"With 9.19%, it appears we're probably going to have to (go over the cap0), but we're still working on getting the budget down lower."
Budget Proposals, Cuts
Diviny and Valentine read from a list of ideas put together by the rest of the council. At the top was the idea of selling the Orangetown Department of Environmental Management and Engineering (DEME, also known as the sewer department) to the Rockland County Sewer District. Diviny said he discussed this option with members of the Rockland County Legislature and found that there is interest.
They also raised the possibility of getting rid of the office of Receiver of Taxes currently held by Bob Simon, moving those duties to the town clerk's office. This would have to go to a public vote and the idea would be to put it on the ballot in 2014.
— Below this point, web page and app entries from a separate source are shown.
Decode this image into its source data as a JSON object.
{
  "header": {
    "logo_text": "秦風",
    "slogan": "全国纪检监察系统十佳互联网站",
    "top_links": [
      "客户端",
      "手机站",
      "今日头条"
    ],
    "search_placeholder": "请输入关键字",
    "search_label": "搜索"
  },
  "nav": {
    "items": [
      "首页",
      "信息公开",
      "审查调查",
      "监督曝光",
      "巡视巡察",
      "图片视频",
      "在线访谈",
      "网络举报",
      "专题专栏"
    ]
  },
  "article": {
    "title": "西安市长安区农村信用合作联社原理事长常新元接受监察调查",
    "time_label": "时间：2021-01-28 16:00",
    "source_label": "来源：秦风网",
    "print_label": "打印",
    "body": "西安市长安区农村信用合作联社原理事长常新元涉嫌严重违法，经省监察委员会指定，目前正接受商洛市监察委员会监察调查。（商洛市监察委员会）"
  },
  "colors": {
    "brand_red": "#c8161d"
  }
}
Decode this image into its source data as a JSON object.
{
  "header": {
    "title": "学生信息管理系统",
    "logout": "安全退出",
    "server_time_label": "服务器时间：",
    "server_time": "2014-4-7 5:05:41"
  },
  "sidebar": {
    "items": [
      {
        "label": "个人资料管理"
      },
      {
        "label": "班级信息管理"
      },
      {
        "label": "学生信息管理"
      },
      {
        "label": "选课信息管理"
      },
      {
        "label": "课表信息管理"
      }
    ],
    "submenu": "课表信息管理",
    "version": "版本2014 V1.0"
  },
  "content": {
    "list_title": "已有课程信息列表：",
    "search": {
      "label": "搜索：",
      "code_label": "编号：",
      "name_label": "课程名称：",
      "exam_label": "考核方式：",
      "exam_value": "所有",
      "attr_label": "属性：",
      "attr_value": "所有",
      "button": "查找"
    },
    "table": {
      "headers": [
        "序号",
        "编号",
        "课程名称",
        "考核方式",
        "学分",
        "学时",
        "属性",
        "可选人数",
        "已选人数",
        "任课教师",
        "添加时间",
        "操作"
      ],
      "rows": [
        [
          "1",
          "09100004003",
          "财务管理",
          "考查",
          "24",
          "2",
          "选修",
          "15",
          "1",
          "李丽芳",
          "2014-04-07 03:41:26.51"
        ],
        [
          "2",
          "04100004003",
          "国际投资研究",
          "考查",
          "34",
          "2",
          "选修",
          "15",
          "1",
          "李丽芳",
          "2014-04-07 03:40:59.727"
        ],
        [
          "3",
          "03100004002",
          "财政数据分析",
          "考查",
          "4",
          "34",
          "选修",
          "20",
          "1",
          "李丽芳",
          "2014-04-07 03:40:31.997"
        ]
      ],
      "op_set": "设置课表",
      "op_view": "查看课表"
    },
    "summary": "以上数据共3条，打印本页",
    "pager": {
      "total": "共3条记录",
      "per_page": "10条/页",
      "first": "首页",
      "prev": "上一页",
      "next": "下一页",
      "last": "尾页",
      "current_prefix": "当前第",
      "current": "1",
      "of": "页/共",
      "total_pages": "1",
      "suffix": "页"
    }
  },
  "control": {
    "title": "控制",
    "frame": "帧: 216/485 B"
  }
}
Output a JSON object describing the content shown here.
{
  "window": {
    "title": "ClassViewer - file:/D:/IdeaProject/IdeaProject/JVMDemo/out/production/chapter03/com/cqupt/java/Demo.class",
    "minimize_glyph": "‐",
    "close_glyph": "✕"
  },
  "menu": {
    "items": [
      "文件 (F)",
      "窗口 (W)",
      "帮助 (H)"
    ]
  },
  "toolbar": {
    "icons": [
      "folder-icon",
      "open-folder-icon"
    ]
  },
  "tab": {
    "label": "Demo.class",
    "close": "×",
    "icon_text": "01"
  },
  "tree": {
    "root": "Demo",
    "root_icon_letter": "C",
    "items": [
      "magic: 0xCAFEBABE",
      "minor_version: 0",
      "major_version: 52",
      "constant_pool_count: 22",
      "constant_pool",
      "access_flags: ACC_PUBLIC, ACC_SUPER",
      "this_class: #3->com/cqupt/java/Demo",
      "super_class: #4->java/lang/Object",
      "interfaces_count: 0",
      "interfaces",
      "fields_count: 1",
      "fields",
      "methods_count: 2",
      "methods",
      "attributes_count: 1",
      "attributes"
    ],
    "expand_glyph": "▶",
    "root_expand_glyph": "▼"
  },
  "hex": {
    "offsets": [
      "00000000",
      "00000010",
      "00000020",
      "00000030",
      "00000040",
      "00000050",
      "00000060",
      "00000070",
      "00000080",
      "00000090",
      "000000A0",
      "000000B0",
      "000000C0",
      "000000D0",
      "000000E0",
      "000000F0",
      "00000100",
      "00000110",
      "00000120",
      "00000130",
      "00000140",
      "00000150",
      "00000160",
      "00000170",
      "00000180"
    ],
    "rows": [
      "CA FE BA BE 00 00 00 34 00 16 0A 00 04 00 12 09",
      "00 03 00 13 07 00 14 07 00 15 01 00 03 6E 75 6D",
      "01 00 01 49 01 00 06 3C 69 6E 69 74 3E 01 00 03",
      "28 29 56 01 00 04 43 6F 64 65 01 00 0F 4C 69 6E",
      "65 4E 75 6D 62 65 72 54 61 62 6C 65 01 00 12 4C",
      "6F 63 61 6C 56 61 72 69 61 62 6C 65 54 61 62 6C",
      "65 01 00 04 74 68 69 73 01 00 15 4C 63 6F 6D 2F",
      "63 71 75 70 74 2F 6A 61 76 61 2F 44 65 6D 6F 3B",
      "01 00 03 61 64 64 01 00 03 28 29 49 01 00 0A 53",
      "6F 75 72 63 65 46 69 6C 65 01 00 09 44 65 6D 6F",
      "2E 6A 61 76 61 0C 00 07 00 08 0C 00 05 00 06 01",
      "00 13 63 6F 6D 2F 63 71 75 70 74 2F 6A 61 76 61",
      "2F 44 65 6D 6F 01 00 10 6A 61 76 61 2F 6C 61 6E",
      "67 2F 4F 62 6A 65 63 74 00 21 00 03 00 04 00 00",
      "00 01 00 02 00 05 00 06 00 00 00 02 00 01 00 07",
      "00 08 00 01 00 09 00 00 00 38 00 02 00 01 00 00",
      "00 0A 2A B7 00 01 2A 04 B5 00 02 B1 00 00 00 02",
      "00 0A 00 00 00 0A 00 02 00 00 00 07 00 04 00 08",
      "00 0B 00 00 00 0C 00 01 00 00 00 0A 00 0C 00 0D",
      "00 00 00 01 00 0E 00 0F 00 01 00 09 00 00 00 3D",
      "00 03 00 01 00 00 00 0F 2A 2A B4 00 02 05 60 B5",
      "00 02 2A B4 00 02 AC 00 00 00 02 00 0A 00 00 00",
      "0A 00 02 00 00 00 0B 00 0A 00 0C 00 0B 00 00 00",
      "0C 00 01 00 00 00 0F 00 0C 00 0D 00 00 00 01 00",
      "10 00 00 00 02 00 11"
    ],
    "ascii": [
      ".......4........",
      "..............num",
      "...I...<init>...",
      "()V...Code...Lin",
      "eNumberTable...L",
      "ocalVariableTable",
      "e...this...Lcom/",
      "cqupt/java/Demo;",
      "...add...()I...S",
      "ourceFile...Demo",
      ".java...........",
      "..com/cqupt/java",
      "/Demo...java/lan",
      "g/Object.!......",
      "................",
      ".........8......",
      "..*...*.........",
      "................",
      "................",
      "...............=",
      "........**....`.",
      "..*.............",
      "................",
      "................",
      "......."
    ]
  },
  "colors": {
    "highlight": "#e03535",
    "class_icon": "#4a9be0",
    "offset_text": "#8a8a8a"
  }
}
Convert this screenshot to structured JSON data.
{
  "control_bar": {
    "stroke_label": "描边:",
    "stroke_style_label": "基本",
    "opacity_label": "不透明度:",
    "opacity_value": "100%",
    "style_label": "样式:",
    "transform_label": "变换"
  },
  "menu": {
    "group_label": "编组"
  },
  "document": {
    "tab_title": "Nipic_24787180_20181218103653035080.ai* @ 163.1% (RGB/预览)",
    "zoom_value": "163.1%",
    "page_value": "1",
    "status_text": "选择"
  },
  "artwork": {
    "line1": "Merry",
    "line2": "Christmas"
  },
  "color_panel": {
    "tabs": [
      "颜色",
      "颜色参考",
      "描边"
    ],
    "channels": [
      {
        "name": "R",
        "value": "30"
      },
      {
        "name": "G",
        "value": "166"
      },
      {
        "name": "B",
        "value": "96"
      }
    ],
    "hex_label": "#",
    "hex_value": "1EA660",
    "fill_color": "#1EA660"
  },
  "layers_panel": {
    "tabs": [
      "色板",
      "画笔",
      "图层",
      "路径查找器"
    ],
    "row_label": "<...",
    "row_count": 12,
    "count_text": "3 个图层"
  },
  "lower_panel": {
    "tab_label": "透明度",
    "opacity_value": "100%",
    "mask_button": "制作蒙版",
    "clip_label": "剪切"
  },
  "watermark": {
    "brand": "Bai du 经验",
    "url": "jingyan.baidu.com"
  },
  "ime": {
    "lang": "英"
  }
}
Regarding the Orangetown Police Department, Diviny said the town should not buy any new police cars in 2013 and should cut all training not required for certifications, but the budget would call for 83 police officers to ensure the department does not drop below 80 during 2013. Diviny said the potential cuts in services and rise in response times if the number of officers dropped below 80 was unacceptable.
"We need the police on the street, at least 80 officers," Diviny said.
Among other suggestions were:
- Eliminating the use of town cars for employees unless contractually obligations require them.
- Add a $10 fee at the Orangetown Highway Department's drop-off center rather than cut the program.
- Reduce conferences and classes for other town departments
- Eliminate one court constable in the Orangetown Justice Court.
- Consider one-week furloughs for town employees to help avoid layoffs.
Broadacres Debate Continues
Residents continued to speak against Stewart's proposal to close Broadacres Golf Course as part of the 2013 budget. The primary argument raised Tuesday was that Broadacres is one of the few recreational activities geared toward Orangetown's seniors.
"(The possible closing) is very upsetting to myself and to my fellow golfers," said May Krieder of Pearl River. "We're mostly retired seniors who have given an awful lot to this town.
"The only real adult or senior recreational facility we have is Broadacres. It is a place we can golf without worrying about our handicaps. We can't go to Blue Hill. Our handicaps are too high. I won't tell you mine. After being here for 42 years and giving my all to this town and county, the only thing we have is a nice place we can play nine holes of golf."
Melanie Powell of Clarkstown, who is vice president of a ladies league at Broadacres, said the facility also offers a better opportunity for charitable events, including a recent fundraiser for breast cancer.
"Where will the golf outings we raise money for breast cancer at be played?"
Orangetown resident Pat McAndrews said. "I'm a simple girl, Mr. Supervisor, and I'm having a hard time understanding how closing Broadacres will help the financial problems of Orangetown."